Your objective
Copy all lines in the data that contain the string "What".

Exercise data
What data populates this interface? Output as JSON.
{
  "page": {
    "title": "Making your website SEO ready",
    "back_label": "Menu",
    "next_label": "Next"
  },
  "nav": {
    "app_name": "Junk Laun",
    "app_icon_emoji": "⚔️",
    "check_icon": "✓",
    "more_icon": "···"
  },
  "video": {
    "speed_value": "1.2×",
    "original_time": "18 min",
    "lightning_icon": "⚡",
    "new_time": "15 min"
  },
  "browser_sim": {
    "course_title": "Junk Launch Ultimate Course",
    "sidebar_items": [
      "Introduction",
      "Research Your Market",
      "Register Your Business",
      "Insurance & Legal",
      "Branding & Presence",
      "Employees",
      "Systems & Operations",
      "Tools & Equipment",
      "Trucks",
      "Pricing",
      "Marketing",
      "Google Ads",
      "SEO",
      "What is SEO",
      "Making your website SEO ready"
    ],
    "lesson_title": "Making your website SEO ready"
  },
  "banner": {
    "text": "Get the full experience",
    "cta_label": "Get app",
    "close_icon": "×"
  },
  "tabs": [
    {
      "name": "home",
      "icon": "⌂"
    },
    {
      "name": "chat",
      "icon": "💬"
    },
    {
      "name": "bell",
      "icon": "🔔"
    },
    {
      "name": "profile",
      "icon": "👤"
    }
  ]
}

Problem solution
What data populates this interface? Output as JSON.
      "What is SEO",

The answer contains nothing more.